### Action item
Which lines have the string "house"? Copy all of them from the entries below.

App and web page records:

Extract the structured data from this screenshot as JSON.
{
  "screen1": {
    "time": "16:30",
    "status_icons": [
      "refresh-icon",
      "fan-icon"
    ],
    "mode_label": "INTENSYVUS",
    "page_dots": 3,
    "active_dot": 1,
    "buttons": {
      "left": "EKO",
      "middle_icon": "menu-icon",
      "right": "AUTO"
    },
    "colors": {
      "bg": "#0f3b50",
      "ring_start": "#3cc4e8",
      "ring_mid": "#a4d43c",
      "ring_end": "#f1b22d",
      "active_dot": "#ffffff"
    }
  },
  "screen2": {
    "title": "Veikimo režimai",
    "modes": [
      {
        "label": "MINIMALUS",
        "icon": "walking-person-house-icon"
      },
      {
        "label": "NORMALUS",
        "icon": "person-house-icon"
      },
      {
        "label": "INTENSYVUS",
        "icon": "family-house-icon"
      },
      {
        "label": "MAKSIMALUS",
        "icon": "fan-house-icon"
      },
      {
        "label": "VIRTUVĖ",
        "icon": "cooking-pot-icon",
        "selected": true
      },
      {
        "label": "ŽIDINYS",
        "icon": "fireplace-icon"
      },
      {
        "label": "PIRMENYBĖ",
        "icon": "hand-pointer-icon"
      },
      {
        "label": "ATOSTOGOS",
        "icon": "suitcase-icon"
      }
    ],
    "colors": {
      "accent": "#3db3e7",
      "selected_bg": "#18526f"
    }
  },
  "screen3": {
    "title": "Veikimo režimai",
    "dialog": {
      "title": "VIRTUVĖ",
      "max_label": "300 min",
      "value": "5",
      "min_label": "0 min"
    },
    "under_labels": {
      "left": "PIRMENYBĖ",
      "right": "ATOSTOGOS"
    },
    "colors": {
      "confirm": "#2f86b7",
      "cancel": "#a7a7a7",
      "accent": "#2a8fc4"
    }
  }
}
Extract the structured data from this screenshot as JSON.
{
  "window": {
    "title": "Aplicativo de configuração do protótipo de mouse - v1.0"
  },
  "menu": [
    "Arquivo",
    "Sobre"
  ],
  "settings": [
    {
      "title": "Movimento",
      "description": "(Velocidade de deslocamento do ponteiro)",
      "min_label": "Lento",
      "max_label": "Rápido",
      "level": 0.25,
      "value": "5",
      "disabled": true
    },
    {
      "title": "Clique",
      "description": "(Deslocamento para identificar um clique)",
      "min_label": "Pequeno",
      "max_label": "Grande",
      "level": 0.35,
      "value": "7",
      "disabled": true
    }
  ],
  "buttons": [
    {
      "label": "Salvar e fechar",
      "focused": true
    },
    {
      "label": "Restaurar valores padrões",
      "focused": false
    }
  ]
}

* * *

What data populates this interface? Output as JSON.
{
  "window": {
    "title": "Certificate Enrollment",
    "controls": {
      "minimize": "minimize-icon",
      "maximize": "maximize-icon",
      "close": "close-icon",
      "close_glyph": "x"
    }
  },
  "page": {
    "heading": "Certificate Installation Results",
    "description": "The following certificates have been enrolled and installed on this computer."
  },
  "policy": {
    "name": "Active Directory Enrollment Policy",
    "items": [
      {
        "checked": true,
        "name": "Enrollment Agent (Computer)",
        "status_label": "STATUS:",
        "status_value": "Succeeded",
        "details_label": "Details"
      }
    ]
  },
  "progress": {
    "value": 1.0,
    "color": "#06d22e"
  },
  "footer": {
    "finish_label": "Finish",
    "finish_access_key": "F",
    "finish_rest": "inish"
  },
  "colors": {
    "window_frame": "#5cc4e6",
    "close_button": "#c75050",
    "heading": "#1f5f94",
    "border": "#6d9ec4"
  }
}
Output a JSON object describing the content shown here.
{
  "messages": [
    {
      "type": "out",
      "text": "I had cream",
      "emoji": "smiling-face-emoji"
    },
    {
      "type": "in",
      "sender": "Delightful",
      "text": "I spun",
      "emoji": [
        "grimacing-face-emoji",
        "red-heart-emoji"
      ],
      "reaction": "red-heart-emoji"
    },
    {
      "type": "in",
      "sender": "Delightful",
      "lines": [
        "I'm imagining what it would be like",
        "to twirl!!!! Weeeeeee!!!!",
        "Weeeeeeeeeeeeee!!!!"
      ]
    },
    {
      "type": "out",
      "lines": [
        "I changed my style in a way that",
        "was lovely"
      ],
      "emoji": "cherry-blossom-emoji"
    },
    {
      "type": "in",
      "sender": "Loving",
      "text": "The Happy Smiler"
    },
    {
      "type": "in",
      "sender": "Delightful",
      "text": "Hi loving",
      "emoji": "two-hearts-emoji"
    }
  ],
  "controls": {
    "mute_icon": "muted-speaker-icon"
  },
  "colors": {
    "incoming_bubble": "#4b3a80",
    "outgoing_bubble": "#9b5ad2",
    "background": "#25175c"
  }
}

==

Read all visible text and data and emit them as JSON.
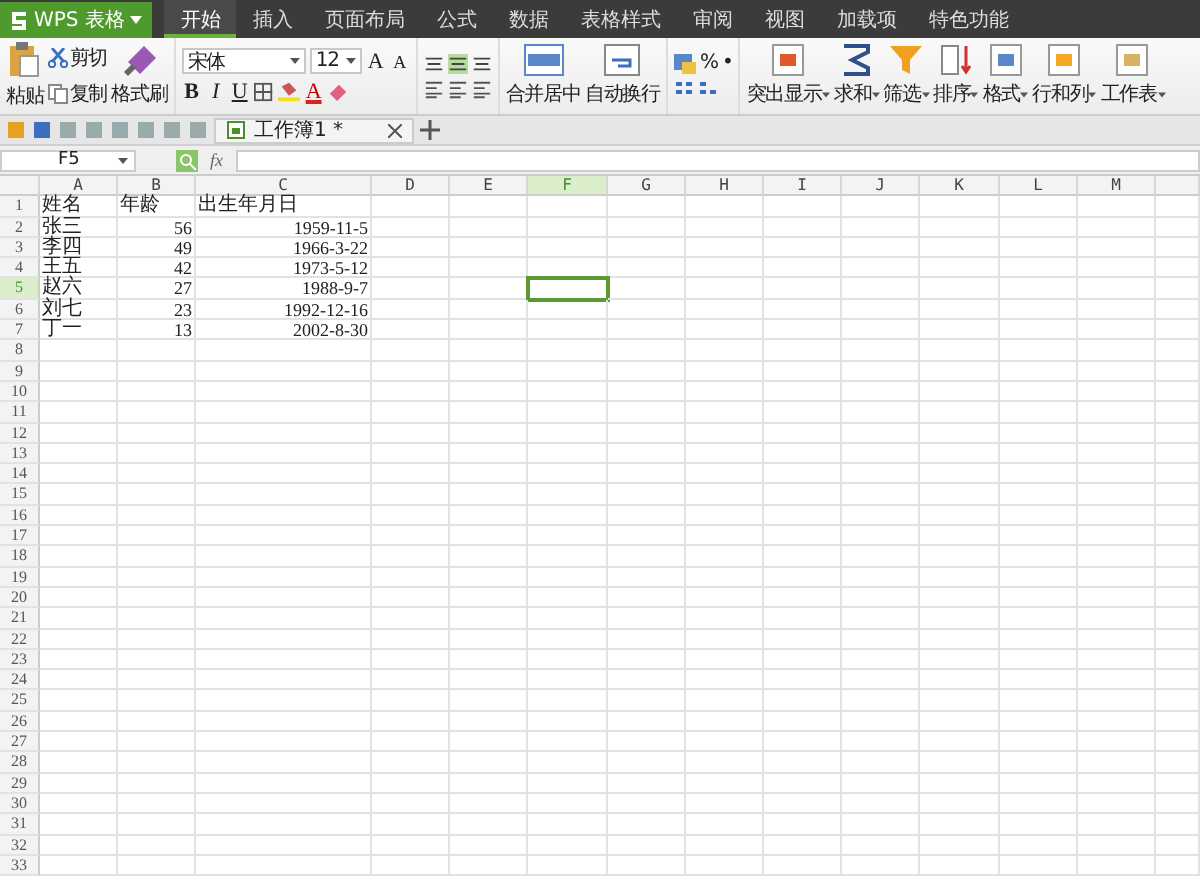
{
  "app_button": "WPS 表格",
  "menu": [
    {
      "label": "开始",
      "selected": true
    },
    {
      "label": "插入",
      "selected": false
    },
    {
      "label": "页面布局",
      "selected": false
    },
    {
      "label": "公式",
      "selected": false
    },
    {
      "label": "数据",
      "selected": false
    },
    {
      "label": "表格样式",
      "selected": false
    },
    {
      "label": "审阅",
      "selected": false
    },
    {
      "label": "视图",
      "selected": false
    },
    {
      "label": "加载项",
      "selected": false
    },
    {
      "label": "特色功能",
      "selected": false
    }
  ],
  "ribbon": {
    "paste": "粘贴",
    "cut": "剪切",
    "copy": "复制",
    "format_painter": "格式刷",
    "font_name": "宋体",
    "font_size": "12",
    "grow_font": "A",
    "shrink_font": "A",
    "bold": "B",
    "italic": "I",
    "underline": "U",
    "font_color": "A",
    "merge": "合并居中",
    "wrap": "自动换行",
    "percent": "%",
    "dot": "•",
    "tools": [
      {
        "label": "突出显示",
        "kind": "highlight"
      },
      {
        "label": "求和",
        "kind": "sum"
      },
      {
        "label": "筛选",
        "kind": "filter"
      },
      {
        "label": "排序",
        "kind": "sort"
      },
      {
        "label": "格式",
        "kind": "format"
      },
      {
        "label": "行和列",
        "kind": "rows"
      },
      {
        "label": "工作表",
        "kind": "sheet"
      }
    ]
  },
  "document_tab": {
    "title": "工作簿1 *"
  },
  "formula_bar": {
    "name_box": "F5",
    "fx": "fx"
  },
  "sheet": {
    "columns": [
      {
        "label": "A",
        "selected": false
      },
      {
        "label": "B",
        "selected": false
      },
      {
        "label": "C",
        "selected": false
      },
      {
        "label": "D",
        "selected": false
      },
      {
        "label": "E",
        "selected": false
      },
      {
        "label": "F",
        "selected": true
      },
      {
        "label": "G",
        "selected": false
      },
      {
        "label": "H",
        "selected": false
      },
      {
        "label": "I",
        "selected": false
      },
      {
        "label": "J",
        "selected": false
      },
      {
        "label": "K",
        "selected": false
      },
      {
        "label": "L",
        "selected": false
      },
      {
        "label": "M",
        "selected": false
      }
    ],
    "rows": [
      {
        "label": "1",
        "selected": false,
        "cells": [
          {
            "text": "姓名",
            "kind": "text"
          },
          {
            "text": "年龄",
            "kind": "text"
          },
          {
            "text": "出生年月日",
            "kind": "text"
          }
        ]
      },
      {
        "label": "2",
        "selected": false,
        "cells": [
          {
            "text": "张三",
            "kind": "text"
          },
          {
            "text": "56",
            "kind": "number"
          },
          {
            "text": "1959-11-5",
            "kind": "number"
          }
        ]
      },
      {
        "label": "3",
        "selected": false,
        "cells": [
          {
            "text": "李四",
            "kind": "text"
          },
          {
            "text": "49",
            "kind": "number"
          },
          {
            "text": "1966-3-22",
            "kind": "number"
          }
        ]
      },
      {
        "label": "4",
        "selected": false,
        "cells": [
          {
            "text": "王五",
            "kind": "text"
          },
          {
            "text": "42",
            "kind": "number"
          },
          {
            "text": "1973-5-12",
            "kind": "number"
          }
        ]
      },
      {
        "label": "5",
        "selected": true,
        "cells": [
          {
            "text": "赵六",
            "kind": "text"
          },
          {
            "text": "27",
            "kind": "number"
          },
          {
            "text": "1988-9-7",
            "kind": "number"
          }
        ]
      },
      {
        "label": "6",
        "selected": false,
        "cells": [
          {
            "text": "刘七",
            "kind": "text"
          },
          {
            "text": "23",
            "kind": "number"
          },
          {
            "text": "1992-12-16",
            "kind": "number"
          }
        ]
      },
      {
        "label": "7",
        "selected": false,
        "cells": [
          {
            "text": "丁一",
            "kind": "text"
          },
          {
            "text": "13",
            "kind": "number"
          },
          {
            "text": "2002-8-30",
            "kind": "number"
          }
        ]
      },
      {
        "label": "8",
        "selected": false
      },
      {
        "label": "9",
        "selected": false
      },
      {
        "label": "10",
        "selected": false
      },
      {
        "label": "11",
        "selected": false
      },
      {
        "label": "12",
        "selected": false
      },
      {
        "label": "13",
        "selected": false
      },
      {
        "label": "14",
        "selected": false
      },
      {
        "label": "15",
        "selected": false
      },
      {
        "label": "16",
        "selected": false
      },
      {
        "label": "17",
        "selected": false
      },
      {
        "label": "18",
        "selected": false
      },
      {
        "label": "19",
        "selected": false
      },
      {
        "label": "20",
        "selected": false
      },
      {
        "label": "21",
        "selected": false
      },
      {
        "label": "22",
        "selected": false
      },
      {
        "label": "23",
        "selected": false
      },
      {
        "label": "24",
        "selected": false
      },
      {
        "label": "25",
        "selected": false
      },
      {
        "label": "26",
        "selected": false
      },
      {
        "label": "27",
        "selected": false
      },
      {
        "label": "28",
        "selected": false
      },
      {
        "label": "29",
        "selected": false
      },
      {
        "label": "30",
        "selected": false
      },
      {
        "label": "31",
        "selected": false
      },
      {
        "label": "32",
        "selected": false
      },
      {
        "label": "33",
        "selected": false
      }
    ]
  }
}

### Answer to the exercise
        "icon": "walking-person-house-icon"
        "icon": "person-house-icon"
        "icon": "family-house-icon"
        "icon": "fan-house-icon"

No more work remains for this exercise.